This Sudoku puzzle can be solved with the help of small clue-numbers on the border lines between pairs of neighbouring squares of the grid.

Each clue number in this sudoku is the product of the two numbers in adjacent cells.

Four small numbers give the clue to the contents of the four surrounding cells.

Ben passed a third of his counters to Jack, Jack passed a quarter of his counters to Emma and Emma passed a fifth of her counters to Ben. After this they all had the same number of counters.

Two sudokus in one. Challenge yourself to make the necessary connections.

This pair of linked Sudokus matches letters with numbers and hides a seasonal greeting. Can you find it?

Two sudokus in one. Challenge yourself to make the necessary connections.

A game for 2 people. Take turns placing a counter on the star. You win when you have completed a line of 3 in your colour.

If you take a three by three square on a 1-10 addition square and multiply the diagonally opposite numbers together, what is the difference between these products. Why?

A pair of Sudoku puzzles that together lead to a complete solution.

A Latin square of order n is an array of n symbols in which each symbol occurs exactly once in each row and exactly once in each column.

A Sudoku that uses transformations as supporting clues.

Bellringers have a special way to write down the patterns they ring. Learn about these patterns and draw some of your own.

Five numbers added together in pairs produce: 0, 2, 4, 4, 6, 8, 9, 11, 13, 15 What are the five numbers?

A Sudoku with clues given as sums of entries.

A particular technique for solving Sudoku puzzles, known as "naked pair", is explained in this easy-to-read article.

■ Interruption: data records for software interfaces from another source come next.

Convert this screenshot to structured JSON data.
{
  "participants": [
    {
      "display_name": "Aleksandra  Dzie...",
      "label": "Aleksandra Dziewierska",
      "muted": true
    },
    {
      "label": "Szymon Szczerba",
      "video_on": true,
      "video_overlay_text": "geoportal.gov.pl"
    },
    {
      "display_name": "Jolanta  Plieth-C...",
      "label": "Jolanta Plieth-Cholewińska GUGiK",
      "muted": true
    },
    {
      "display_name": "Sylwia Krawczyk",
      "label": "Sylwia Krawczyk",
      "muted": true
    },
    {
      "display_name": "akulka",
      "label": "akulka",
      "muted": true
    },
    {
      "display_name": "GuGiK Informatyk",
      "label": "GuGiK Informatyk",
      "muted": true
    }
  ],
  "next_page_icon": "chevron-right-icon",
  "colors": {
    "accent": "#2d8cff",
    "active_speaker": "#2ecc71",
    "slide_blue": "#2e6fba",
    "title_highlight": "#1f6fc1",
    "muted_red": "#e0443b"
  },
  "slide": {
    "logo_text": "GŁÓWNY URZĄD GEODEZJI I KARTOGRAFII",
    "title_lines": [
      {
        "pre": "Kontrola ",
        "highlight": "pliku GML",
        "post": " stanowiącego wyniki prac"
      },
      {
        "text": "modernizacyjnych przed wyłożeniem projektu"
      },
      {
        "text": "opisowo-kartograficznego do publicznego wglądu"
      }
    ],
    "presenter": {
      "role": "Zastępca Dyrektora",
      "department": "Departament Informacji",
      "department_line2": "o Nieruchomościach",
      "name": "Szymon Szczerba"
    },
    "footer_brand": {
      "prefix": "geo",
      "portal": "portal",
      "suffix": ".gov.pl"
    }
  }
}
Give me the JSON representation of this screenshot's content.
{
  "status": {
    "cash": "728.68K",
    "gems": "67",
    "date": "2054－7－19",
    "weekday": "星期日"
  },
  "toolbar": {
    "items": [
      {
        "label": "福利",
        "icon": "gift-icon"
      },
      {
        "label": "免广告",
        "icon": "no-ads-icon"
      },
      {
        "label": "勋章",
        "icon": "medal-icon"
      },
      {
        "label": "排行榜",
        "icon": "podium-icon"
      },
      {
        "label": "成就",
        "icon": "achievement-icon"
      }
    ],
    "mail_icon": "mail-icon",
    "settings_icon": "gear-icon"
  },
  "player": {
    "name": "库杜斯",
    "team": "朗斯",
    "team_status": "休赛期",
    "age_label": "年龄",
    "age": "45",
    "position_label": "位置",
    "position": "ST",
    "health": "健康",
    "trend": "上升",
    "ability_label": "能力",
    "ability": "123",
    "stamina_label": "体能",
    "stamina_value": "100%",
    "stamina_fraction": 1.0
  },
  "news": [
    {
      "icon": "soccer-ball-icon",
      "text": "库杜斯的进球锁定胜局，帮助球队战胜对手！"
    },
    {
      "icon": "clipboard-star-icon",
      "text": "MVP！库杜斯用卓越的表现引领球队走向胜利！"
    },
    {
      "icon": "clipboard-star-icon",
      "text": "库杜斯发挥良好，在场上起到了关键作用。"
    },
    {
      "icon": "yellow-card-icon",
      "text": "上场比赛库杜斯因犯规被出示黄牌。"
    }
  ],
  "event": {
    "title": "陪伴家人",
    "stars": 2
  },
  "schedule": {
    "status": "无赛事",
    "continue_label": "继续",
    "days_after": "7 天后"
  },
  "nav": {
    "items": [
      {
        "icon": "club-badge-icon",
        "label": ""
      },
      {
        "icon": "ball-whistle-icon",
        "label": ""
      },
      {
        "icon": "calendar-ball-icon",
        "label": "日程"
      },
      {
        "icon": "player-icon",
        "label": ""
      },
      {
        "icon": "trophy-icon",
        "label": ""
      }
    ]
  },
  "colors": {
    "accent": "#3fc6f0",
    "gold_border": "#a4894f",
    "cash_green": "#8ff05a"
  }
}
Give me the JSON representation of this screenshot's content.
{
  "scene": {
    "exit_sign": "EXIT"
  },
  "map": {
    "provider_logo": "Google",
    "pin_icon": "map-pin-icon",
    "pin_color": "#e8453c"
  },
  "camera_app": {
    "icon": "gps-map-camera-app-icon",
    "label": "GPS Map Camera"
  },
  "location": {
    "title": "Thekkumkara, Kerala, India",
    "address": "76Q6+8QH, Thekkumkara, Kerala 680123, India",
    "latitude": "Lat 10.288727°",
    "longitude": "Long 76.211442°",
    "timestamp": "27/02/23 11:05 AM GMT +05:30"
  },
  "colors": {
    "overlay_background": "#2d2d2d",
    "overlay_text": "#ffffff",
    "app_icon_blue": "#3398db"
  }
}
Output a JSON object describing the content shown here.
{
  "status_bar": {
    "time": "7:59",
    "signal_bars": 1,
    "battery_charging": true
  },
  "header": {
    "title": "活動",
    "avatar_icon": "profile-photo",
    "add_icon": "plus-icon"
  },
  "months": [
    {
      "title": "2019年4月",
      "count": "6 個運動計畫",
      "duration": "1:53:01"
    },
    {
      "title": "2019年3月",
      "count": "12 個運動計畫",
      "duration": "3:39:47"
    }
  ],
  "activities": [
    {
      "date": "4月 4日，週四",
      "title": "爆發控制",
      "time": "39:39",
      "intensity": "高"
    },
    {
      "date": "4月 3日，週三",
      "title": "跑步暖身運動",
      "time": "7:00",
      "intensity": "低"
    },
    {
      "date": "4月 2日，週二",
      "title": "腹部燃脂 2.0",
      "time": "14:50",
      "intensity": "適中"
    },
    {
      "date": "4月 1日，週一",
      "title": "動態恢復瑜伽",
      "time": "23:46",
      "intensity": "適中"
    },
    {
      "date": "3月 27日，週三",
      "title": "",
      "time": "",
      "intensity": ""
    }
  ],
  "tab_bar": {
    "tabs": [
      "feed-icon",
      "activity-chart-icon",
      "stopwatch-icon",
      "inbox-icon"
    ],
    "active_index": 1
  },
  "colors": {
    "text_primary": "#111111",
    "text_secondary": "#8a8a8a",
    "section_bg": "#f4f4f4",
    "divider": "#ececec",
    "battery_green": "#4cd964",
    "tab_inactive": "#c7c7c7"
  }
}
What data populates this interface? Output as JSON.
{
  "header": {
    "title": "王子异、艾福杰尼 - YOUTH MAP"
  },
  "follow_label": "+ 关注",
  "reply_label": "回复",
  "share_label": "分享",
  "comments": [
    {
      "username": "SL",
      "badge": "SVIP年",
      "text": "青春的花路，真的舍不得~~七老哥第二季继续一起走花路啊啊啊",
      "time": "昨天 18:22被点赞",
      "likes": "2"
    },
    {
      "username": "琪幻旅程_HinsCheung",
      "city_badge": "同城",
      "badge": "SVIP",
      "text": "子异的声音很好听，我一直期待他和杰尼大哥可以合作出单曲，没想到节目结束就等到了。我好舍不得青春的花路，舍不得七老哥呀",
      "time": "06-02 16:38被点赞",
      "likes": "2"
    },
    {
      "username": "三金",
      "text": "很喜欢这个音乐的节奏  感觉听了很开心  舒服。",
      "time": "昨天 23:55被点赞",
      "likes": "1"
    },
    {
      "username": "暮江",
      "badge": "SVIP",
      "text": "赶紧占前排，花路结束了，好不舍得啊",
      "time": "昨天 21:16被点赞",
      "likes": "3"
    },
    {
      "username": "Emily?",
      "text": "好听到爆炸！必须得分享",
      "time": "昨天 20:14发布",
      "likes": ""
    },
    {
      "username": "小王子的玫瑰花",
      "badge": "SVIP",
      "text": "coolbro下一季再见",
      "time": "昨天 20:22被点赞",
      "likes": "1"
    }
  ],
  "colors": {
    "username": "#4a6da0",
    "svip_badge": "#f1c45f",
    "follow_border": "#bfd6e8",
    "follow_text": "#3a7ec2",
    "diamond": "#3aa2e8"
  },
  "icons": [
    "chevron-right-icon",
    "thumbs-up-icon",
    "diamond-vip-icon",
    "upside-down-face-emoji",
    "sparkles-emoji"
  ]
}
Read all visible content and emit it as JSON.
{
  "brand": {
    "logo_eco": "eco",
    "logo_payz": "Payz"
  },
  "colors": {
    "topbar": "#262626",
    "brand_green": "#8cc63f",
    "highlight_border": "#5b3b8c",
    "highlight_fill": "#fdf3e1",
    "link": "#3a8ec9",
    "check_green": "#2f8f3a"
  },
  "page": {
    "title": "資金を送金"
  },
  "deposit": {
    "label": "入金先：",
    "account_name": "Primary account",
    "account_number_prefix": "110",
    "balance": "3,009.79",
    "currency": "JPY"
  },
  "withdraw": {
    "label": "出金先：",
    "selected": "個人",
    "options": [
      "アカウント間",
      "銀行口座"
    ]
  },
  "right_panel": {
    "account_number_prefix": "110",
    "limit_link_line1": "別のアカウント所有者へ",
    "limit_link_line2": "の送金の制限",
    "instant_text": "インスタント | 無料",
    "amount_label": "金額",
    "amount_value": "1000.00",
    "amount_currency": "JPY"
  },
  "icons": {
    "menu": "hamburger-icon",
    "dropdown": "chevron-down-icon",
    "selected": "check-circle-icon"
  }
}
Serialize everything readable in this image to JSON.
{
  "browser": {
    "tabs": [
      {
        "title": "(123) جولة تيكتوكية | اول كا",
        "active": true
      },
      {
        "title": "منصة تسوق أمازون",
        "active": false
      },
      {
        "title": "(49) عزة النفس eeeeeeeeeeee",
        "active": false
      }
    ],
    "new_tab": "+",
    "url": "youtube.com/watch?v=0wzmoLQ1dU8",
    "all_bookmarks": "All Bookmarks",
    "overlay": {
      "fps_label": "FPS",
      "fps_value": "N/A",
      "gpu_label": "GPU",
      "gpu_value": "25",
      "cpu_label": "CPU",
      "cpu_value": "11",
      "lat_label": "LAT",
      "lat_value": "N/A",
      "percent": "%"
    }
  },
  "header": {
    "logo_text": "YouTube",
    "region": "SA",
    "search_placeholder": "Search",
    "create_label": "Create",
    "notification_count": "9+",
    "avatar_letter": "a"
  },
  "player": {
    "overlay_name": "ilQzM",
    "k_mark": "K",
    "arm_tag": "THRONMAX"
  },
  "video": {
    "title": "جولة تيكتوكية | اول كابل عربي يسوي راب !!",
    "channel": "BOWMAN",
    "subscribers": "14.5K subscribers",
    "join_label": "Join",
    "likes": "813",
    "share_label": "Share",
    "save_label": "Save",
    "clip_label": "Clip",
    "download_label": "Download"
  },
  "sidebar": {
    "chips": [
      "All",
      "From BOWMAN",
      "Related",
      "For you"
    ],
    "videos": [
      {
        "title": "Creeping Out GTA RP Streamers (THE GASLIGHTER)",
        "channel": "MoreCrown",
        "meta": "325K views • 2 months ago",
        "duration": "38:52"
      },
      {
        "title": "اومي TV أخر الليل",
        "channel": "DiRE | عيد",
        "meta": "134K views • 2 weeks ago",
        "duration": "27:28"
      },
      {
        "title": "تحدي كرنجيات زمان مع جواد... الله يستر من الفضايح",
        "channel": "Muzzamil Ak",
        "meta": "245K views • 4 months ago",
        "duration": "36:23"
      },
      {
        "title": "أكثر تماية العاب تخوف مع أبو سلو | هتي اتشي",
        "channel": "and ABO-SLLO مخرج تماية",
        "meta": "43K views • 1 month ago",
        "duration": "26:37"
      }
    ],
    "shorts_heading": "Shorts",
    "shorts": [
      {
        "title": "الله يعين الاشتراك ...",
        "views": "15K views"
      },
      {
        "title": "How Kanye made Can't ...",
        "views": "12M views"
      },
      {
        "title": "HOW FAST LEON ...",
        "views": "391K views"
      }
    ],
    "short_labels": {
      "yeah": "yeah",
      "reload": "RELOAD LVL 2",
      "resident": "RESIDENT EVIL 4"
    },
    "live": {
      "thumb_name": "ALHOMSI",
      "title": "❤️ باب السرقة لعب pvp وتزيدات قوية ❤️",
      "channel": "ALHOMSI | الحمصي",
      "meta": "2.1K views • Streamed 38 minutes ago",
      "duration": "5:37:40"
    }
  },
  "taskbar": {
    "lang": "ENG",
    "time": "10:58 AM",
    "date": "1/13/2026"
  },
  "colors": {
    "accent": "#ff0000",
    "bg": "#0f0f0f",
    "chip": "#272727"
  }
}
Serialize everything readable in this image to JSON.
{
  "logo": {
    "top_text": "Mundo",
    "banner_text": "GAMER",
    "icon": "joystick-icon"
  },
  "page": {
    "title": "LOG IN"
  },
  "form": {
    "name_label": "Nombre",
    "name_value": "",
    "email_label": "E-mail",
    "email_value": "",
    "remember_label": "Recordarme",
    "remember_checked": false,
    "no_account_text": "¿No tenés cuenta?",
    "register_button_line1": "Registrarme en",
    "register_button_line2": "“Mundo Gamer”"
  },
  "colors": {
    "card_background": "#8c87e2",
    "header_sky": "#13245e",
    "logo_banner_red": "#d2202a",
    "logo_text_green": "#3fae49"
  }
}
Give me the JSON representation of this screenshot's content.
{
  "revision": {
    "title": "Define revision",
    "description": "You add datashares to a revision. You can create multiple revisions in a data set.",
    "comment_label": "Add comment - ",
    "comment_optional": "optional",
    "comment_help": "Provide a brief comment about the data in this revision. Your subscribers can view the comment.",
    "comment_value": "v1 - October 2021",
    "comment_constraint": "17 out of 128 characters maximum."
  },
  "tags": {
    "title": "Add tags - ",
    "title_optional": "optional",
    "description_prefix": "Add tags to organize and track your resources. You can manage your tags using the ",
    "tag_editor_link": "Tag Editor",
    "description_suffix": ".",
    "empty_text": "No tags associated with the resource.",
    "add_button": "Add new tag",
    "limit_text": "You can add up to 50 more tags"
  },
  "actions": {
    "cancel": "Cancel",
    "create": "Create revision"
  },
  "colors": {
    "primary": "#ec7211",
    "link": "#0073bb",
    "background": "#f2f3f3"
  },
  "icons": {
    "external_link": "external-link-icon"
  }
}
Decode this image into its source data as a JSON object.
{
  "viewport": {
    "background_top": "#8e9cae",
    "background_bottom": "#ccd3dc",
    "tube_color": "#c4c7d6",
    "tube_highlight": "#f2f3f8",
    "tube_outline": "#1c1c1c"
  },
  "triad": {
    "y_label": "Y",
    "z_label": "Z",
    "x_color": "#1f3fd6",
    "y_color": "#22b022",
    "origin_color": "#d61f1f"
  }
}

Solve this Sudoku puzzle whose clues are in the form of sums of the numbers which should appear in diagonal opposite cells.

Countries from across the world competed in a sports tournament. Can you devise an efficient strategy to work out the order in which they finished?

Find the values of the nine letters in the sum: FOOT + BALL = GAME

Here is a Sudoku with a difference! Use information about lowest common multiples to help you solve it.

First Connect Three game for an adult and child. Use the dice numbers and either addition or subtraction to get three numbers in a straight line.

Can you use your powers of logic and deduction to work out the missing information in these sporty situations?

This sudoku requires you to have "double vision" - two Sudoku's for the price of one

A man has 5 coins in his pocket. Given the clues, can you work out what the coins are?

In this Sudoku, there are three coloured "islands" in the 9x9 grid. Within each "island" EVERY group of nine cells that form a 3x3 square must contain the numbers 1 through 9.

Make your own double-sided magic square. But can you complete both sides once you've made the pieces?

Each of the main diagonals of this sudoku must contain the numbers 1 to 9 and each rectangle width the numbers 1 to 4.

Play the divisibility game to create numbers in which the first two digits make a number divisible by 2, the first three digits make a number divisible by 3...

Rather than using the numbers 1-9, this sudoku uses the nine different letters used to make the words "Advent Calendar".

Use the clues about the shaded areas to help solve this sudoku